▶ **WHAT YOU SHOULD DO**
If a line in the entries contains the word "placeholder", list it.

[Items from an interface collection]

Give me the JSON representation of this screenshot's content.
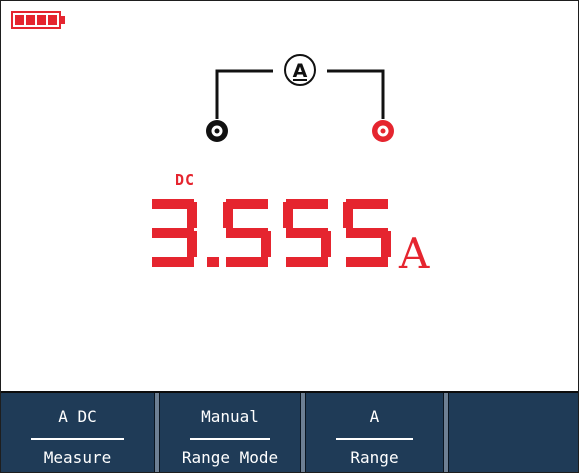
{
  "status": {
    "battery_icon": "battery-full-icon"
  },
  "diagram": {
    "meter_symbol": "A",
    "common_jack": "black-jack-icon",
    "input_jack": "red-jack-icon"
  },
  "measurement": {
    "coupling": "DC",
    "value": "3.555",
    "unit": "A"
  },
  "softkeys": [
    {
      "value": "A DC",
      "label": "Measure"
    },
    {
      "value": "Manual",
      "label": "Range Mode"
    },
    {
      "value": "A",
      "label": "Range"
    }
  ],
  "colors": {
    "reading": "#e5252f",
    "softkey_bg": "#1f3b57",
    "separator": "#6d7f93",
    "battery": "#e5252f"
  }
}
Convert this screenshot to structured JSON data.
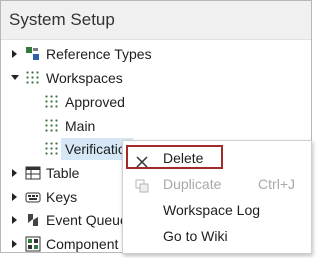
{
  "panel": {
    "title": "System Setup"
  },
  "tree": {
    "reference_types": "Reference Types",
    "workspaces": "Workspaces",
    "approved": "Approved",
    "main": "Main",
    "verification": "Verificatio",
    "table": "Table",
    "keys": "Keys",
    "event_queue": "Event Queue",
    "component": "Component"
  },
  "context_menu": {
    "delete": {
      "label": "Delete",
      "icon": "x-icon"
    },
    "duplicate": {
      "label": "Duplicate",
      "shortcut": "Ctrl+J",
      "disabled": true,
      "icon": "duplicate-icon"
    },
    "workspace_log": {
      "label": "Workspace Log"
    },
    "go_to_wiki": {
      "label": "Go to Wiki"
    }
  },
  "colors": {
    "highlight_border": "#a12a2a",
    "selection": "#d6e8f7"
  }
}
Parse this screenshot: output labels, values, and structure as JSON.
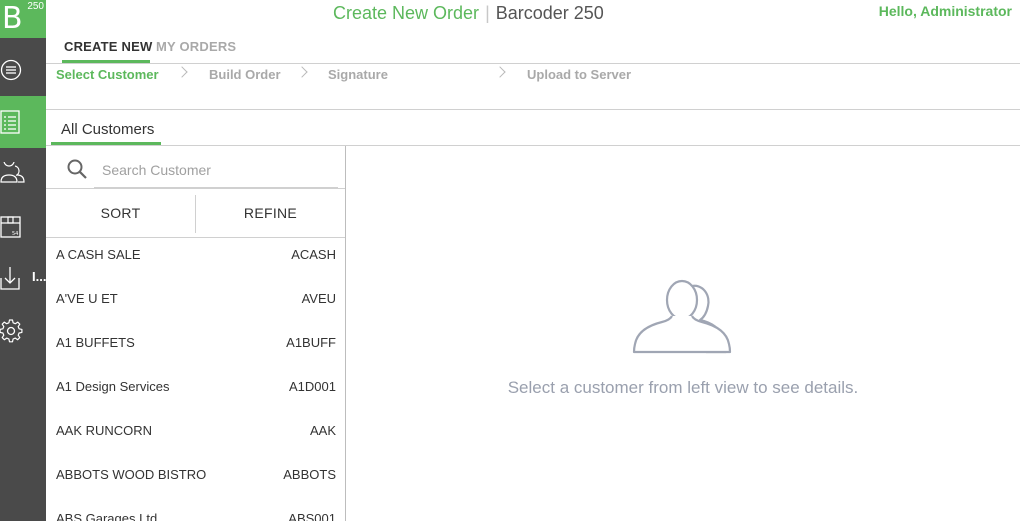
{
  "logo": {
    "letter": "B",
    "number": "250"
  },
  "header": {
    "title_primary": "Create New Order",
    "title_separator": "|",
    "title_secondary": "Barcoder 250",
    "greeting": "Hello, Administrator"
  },
  "sidebar": {
    "items": [
      {
        "icon": "menu-circle-icon",
        "active": false
      },
      {
        "icon": "order-list-icon",
        "active": true
      },
      {
        "icon": "customers-icon",
        "active": false
      },
      {
        "icon": "package-box-icon",
        "active": false
      },
      {
        "icon": "download-inbox-icon",
        "active": false,
        "badge": "I..."
      },
      {
        "icon": "settings-gear-icon",
        "active": false
      }
    ]
  },
  "top_tabs": [
    {
      "label": "CREATE NEW",
      "active": true
    },
    {
      "label": "MY ORDERS",
      "active": false
    }
  ],
  "steps": [
    {
      "label": "Select Customer",
      "active": true
    },
    {
      "label": "Build Order",
      "active": false
    },
    {
      "label": "Signature",
      "active": false
    },
    {
      "label": "Upload to Server",
      "active": false
    }
  ],
  "customers_tab": {
    "label": "All Customers"
  },
  "search": {
    "placeholder": "Search Customer",
    "value": ""
  },
  "sort_bar": {
    "sort_label": "SORT",
    "refine_label": "REFINE"
  },
  "customers": [
    {
      "name": "A CASH SALE",
      "code": "ACASH"
    },
    {
      "name": "A'VE U ET",
      "code": "AVEU"
    },
    {
      "name": "A1 BUFFETS",
      "code": "A1BUFF"
    },
    {
      "name": "A1 Design Services",
      "code": "A1D001"
    },
    {
      "name": "AAK RUNCORN",
      "code": "AAK"
    },
    {
      "name": "ABBOTS WOOD BISTRO",
      "code": "ABBOTS"
    },
    {
      "name": "ABS Garages Ltd",
      "code": "ABS001"
    }
  ],
  "empty_state": {
    "icon": "customers-group-icon",
    "message": "Select a customer from left view to see details."
  },
  "colors": {
    "accent_green": "#5cb85c",
    "sidebar_bg": "#4a4a4a",
    "muted_text": "#a9a9a9",
    "empty_state_color": "#9aa0ae"
  }
}
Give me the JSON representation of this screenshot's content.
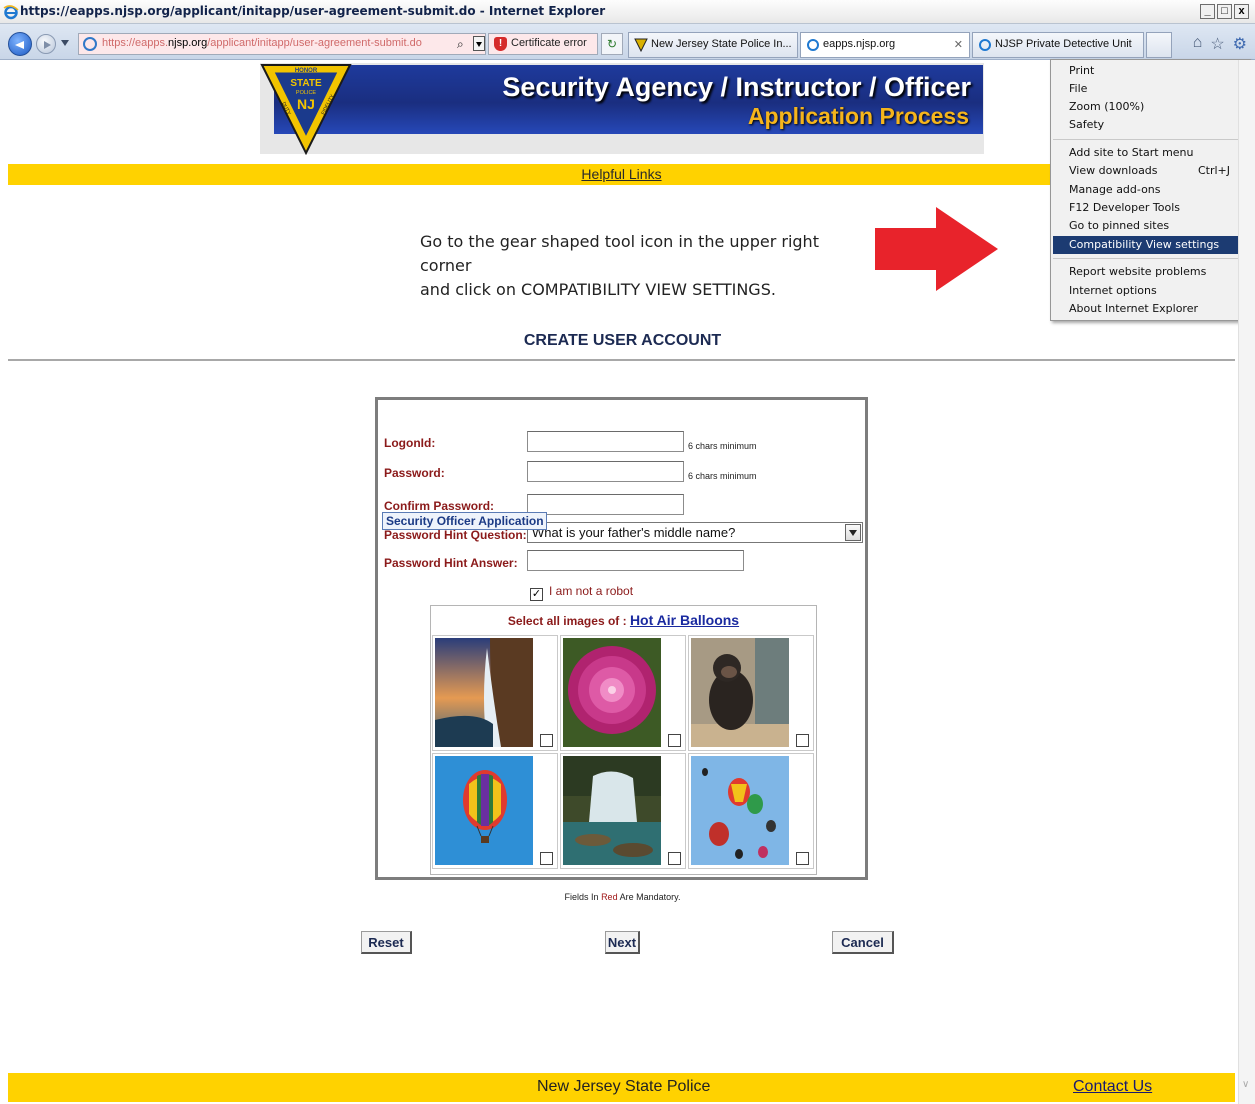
{
  "window": {
    "title": "https://eapps.njsp.org/applicant/initapp/user-agreement-submit.do - Internet Explorer",
    "controls": [
      "_",
      "□",
      "x"
    ]
  },
  "address_bar": {
    "url_prefix": "https://eapps.",
    "url_domain": "njsp.org",
    "url_path": "/applicant/initapp/user-agreement-submit.do",
    "cert_error": "Certificate error"
  },
  "tabs": [
    {
      "label": "New Jersey State Police In..."
    },
    {
      "label": "eapps.njsp.org"
    },
    {
      "label": "NJSP Private Detective Unit"
    }
  ],
  "banner": {
    "title": "Security Agency / Instructor / Officer",
    "subtitle": "Application Process",
    "badge_top": "HONOR",
    "badge_mid1": "STATE",
    "badge_mid2": "POLICE",
    "badge_nj": "NJ",
    "badge_left": "DUTY",
    "badge_right": "FIDELITY"
  },
  "links": {
    "helpful": "Helpful Links"
  },
  "instruction": {
    "line1": "Go to the gear shaped tool icon in the upper right corner",
    "line2": "and click on COMPATIBILITY VIEW SETTINGS."
  },
  "menu": {
    "items": [
      {
        "label": "Print",
        "submenu": true
      },
      {
        "label": "File",
        "submenu": true
      },
      {
        "label": "Zoom (100%)",
        "submenu": true
      },
      {
        "label": "Safety",
        "submenu": true
      },
      {
        "label": "Add site to Start menu"
      },
      {
        "label": "View downloads",
        "shortcut": "Ctrl+J"
      },
      {
        "label": "Manage add-ons"
      },
      {
        "label": "F12 Developer Tools"
      },
      {
        "label": "Go to pinned sites"
      },
      {
        "label": "Compatibility View settings",
        "highlighted": true
      },
      {
        "label": "Report website problems"
      },
      {
        "label": "Internet options"
      },
      {
        "label": "About Internet Explorer"
      }
    ]
  },
  "section_title": "CREATE USER ACCOUNT",
  "form": {
    "logon_label": "LogonId:",
    "logon_value": "",
    "logon_hint": "6 chars minimum",
    "password_label": "Password:",
    "password_value": "",
    "password_hint": "6 chars minimum",
    "confirm_label": "Confirm Password:",
    "confirm_value": "",
    "hint_question_label": "Password Hint Question:",
    "hint_question_value": "What is your father's middle name?",
    "hint_answer_label": "Password Hint Answer:",
    "hint_answer_value": "",
    "tooltip": "Security Officer Application",
    "robot_label": "I am not a robot",
    "robot_checked": true
  },
  "captcha": {
    "prompt": "Select all images of : ",
    "target": "Hot Air Balloons",
    "images": [
      {
        "name": "waterfall-sunset"
      },
      {
        "name": "pink-dahlia"
      },
      {
        "name": "chimpanzee"
      },
      {
        "name": "hot-air-balloon"
      },
      {
        "name": "waterfall-rocks"
      },
      {
        "name": "hot-air-balloons-sky"
      }
    ]
  },
  "mandatory_note": {
    "before": "Fields In ",
    "red": "Red",
    "after": " Are Mandatory."
  },
  "buttons": {
    "reset": "Reset",
    "next": "Next",
    "cancel": "Cancel"
  },
  "footer": {
    "org": "New Jersey State Police",
    "contact": "Contact Us"
  },
  "colors": {
    "yellow_bar": "#ffd200",
    "banner_blue": "#1e3a9c",
    "label_red": "#8b1a1a",
    "arrow_red": "#e8232b",
    "menu_highlight": "#1c3b72"
  }
}
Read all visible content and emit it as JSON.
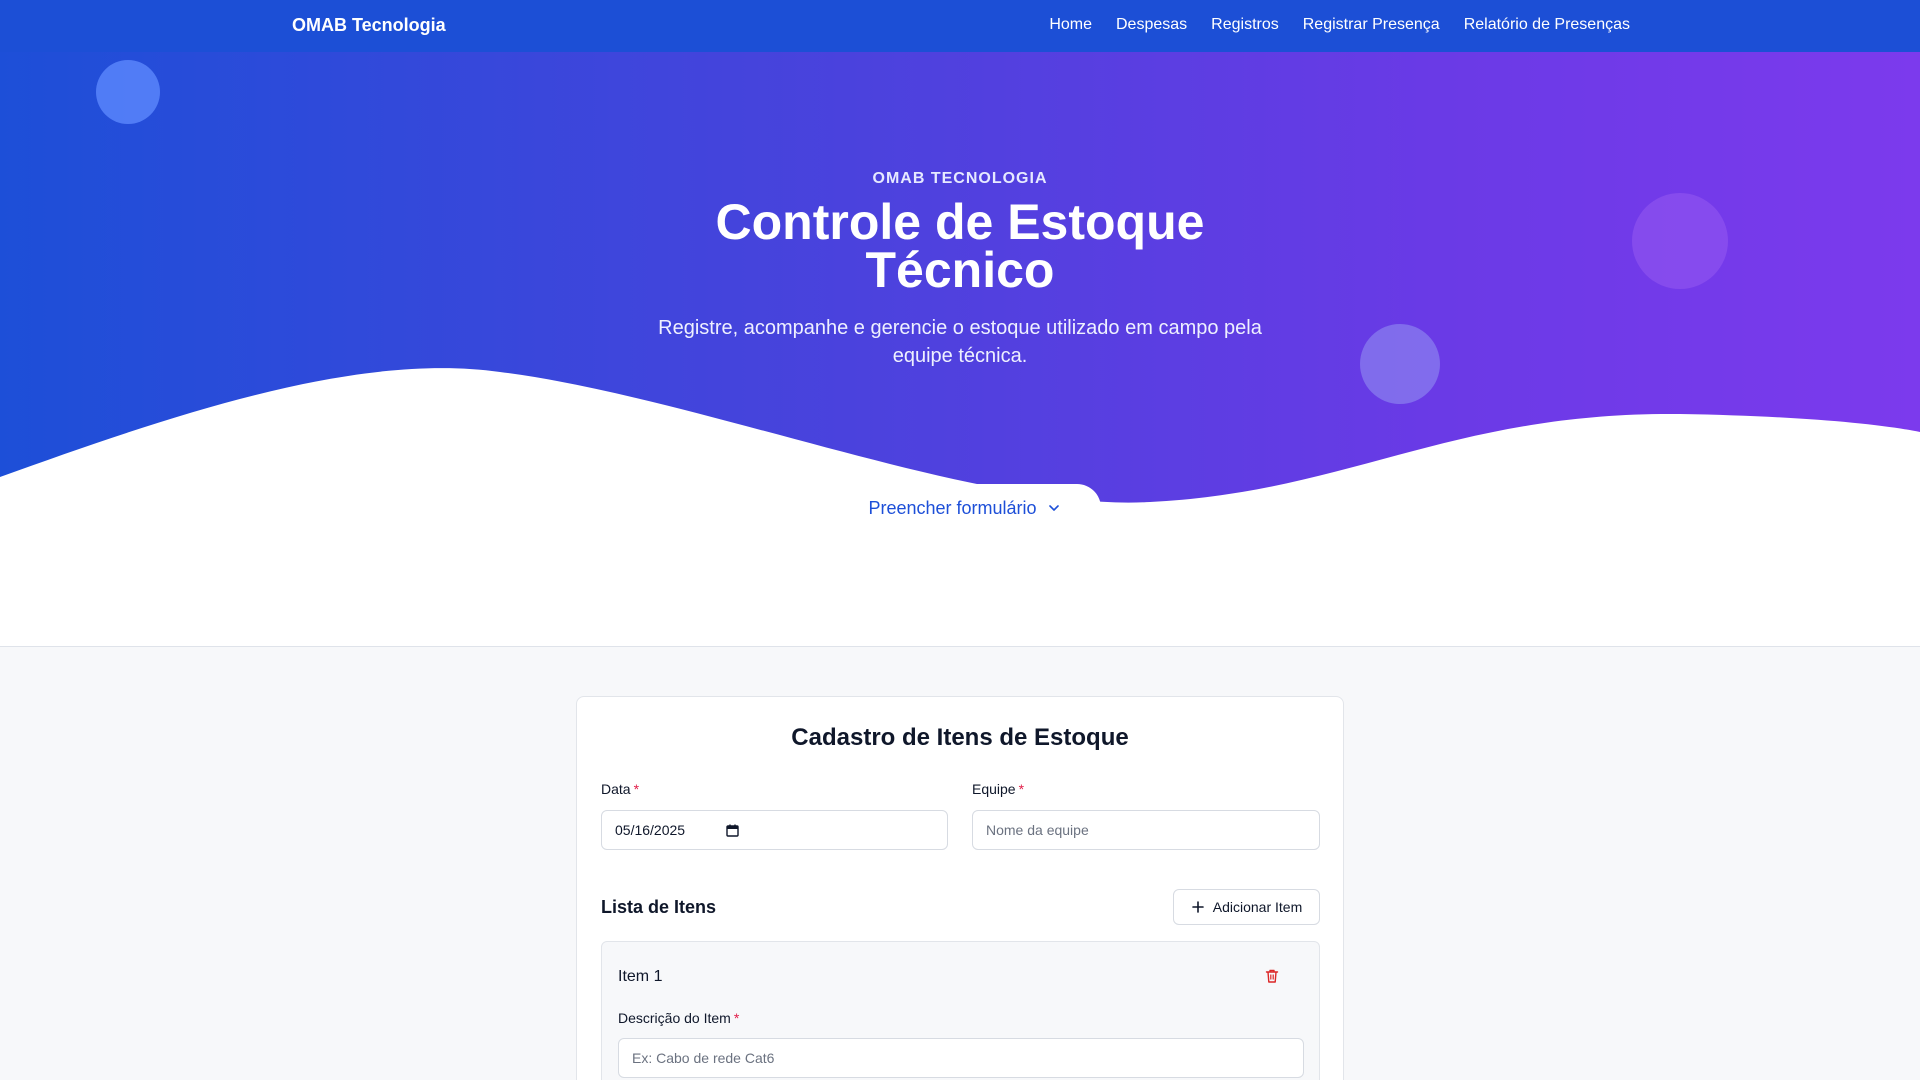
{
  "navbar": {
    "brand": "OMAB Tecnologia",
    "links": [
      "Home",
      "Despesas",
      "Registros",
      "Registrar Presença",
      "Relatório de Presenças"
    ]
  },
  "hero": {
    "eyebrow": "OMAB TECNOLOGIA",
    "title": "Controle de Estoque Técnico",
    "subtitle": "Registre, acompanhe e gerencie o estoque utilizado em campo pela equipe técnica.",
    "cta_label": "Preencher formulário",
    "cta_icon": "chevron-down-icon"
  },
  "form": {
    "title": "Cadastro de Itens de Estoque",
    "date": {
      "label": "Data",
      "required_mark": "*",
      "value": "05/16/2025",
      "icon": "calendar-icon"
    },
    "team": {
      "label": "Equipe",
      "required_mark": "*",
      "placeholder": "Nome da equipe"
    },
    "items_section": {
      "title": "Lista de Itens",
      "add_label": "Adicionar Item",
      "add_icon": "plus-icon"
    },
    "items": [
      {
        "title": "Item 1",
        "delete_icon": "trash-icon",
        "description": {
          "label": "Descrição do Item",
          "required_mark": "*",
          "placeholder": "Ex: Cabo de rede Cat6"
        }
      }
    ]
  },
  "colors": {
    "navbar": "#1c4fd6",
    "gradient_start": "#1d4fd8",
    "gradient_end": "#7c3aed",
    "required": "#e11d48",
    "delete": "#dc2626"
  }
}
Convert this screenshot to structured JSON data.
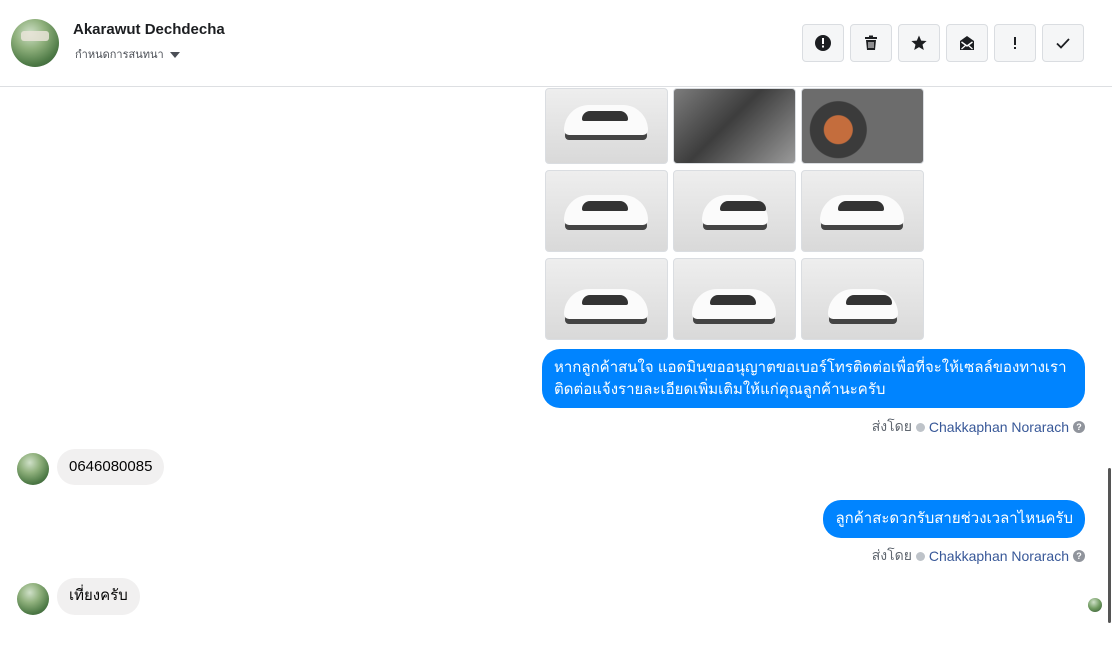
{
  "header": {
    "contact_name": "Akarawut Dechdecha",
    "assign_label": "กำหนดการสนทนา",
    "toolbar": [
      {
        "icon": "alert-circle-icon",
        "label": "spam"
      },
      {
        "icon": "trash-icon",
        "label": "delete"
      },
      {
        "icon": "star-icon",
        "label": "star"
      },
      {
        "icon": "mail-icon",
        "label": "mark-unread"
      },
      {
        "icon": "exclamation-icon",
        "label": "follow-up"
      },
      {
        "icon": "check-icon",
        "label": "done"
      }
    ]
  },
  "photos": {
    "count": 9,
    "subjects": [
      "car-side",
      "car-interior",
      "car-dashboard",
      "car-front-left",
      "car-rear",
      "car-rear-right",
      "car-front-left-2",
      "car-front",
      "car-front-2"
    ]
  },
  "messages": [
    {
      "direction": "out",
      "lines": [
        "หากลูกค้าสนใจ แอดมินขออนุญาตขอเบอร์โทรติดต่อเพื่อที่จะให้เซลล์ของทางเรา",
        "ติดต่อแจ้งรายละเอียดเพิ่มเติมให้แก่คุณลูกค้านะครับ"
      ],
      "sent_by_label": "ส่งโดย",
      "agent": "Chakkaphan Norarach"
    },
    {
      "direction": "in",
      "text": "0646080085"
    },
    {
      "direction": "out",
      "text": "ลูกค้าสะดวกรับสายช่วงเวลาไหนครับ",
      "sent_by_label": "ส่งโดย",
      "agent": "Chakkaphan Norarach"
    },
    {
      "direction": "in",
      "text": "เที่ยงครับ"
    }
  ],
  "colors": {
    "outgoing_bubble": "#0084ff",
    "incoming_bubble": "#f1f0f0",
    "agent_link": "#385898"
  }
}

▶ **EXERCISE ANSWER**
    "placeholder": "Search Customer",
      "placeholder": "Nome da equipe"
          "placeholder": "Ex: Cabo de rede Cat6"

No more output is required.